In 1986 L’hermitte used the term ‘environmental dependency syndrome’ to describe the particular disturbance in the behavior of two patients with frontal damage characterized by a deficiency in personal control over environmental, social and physical stimuli. (L’hermitte, Ann Neurol 1986; 335-43) The patients behaved by responding to stimuli that were implicit in the social context in which they found themselves, a remarkable biological parallel to Zelig’s circumstances.
It is now appreciated that even subtler and less pathologic biological principles may be accounting for at least some Zelig-like behaviour.
The new field of social cognitive neuroscience now informs us that we all likely have what are called mirror neurons.
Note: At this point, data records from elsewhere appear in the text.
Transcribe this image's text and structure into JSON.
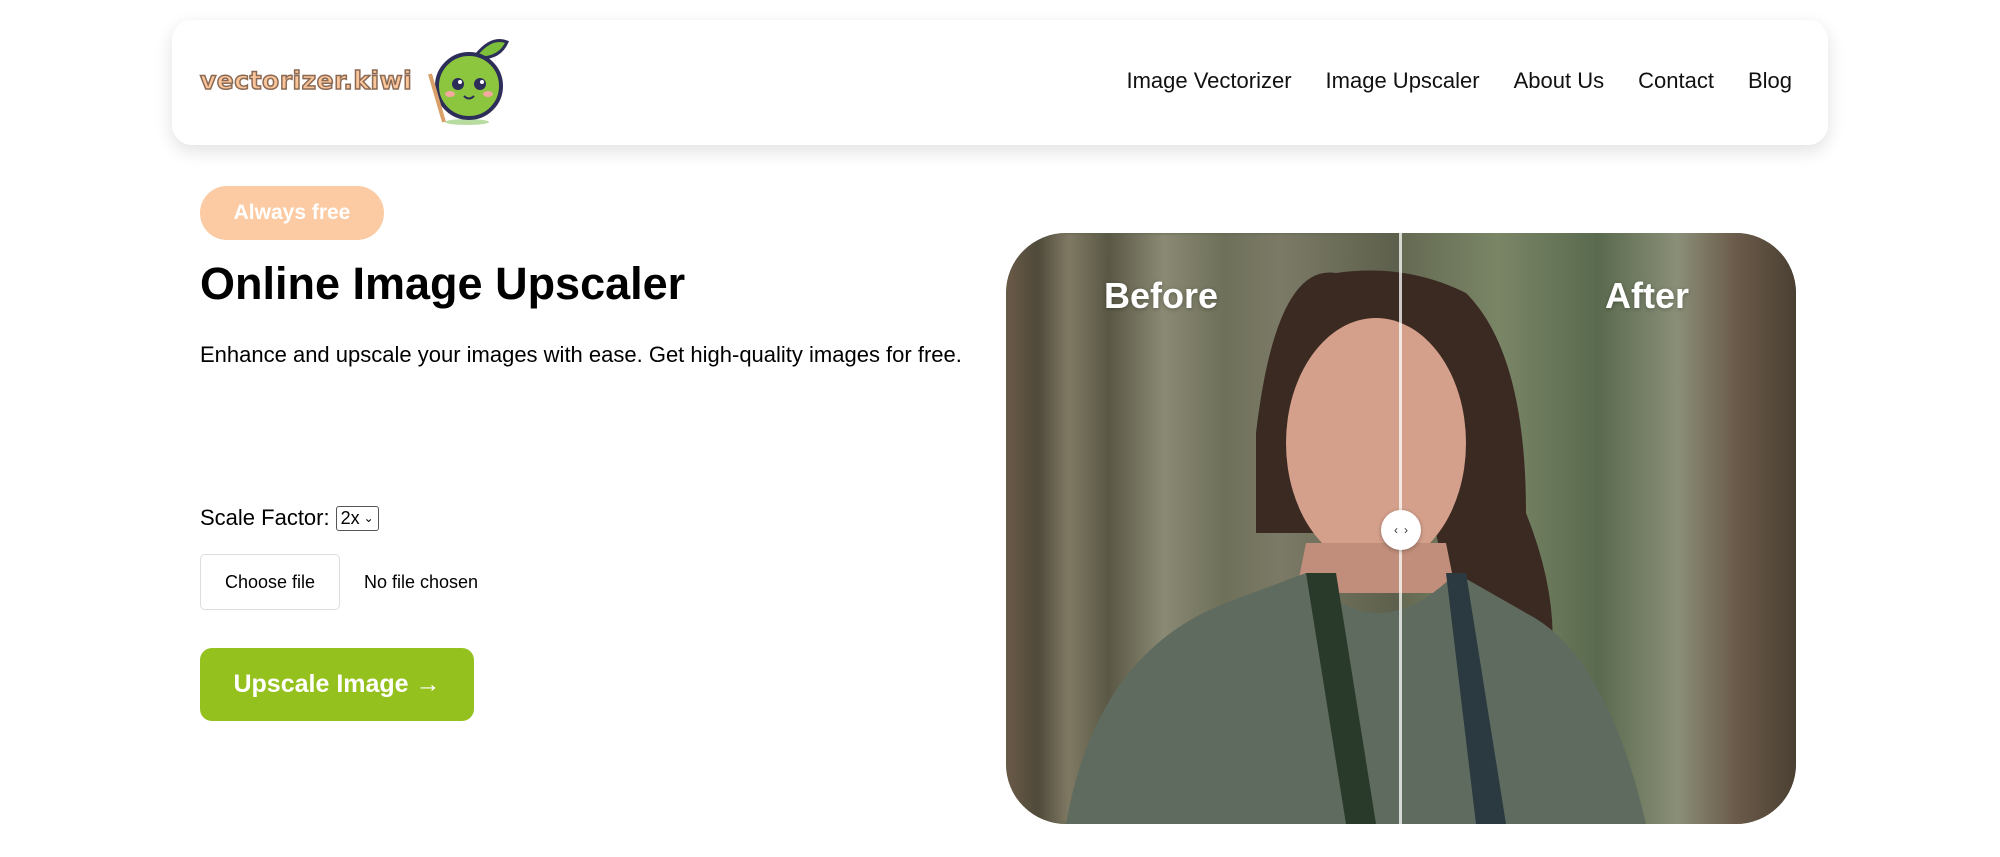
{
  "header": {
    "logo_text": "vectorizer.kiwi",
    "nav": [
      "Image Vectorizer",
      "Image Upscaler",
      "About Us",
      "Contact",
      "Blog"
    ]
  },
  "hero": {
    "badge": "Always free",
    "title": "Online Image Upscaler",
    "description": "Enhance and upscale your images with ease. Get high-quality images for free."
  },
  "form": {
    "scale_label": "Scale Factor:",
    "scale_value": "2x",
    "choose_file": "Choose file",
    "file_status": "No file chosen",
    "submit": "Upscale Image →"
  },
  "compare": {
    "before": "Before",
    "after": "After",
    "handle_left": "‹",
    "handle_right": "›"
  },
  "colors": {
    "accent": "#95c11f",
    "badge": "#fccba3"
  }
}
In animals, these cells fire when an animal acts and also when the animal observes the same action performed by another animal. Some scientists believe they might be very important in imitation.
Did Zelig have overactive mirror neurons?
Even the physical transformations depicted in Zelig are no longer as implausible as Woody Allen might have imagined—albeit with slightly longer time frames in mind. For example, there have been recent headlines related to a study that found obesity could spread through social ties (Christakis et al, N Engl J Med 2007; 357-370-9). This likely occurs not so much on behavioural imitation but “on a change in an individual ego’s general perception of the social norms regarding the acceptability of obesity”.
Zelig—a remarkable look backwards; an even more remarkable look forwards.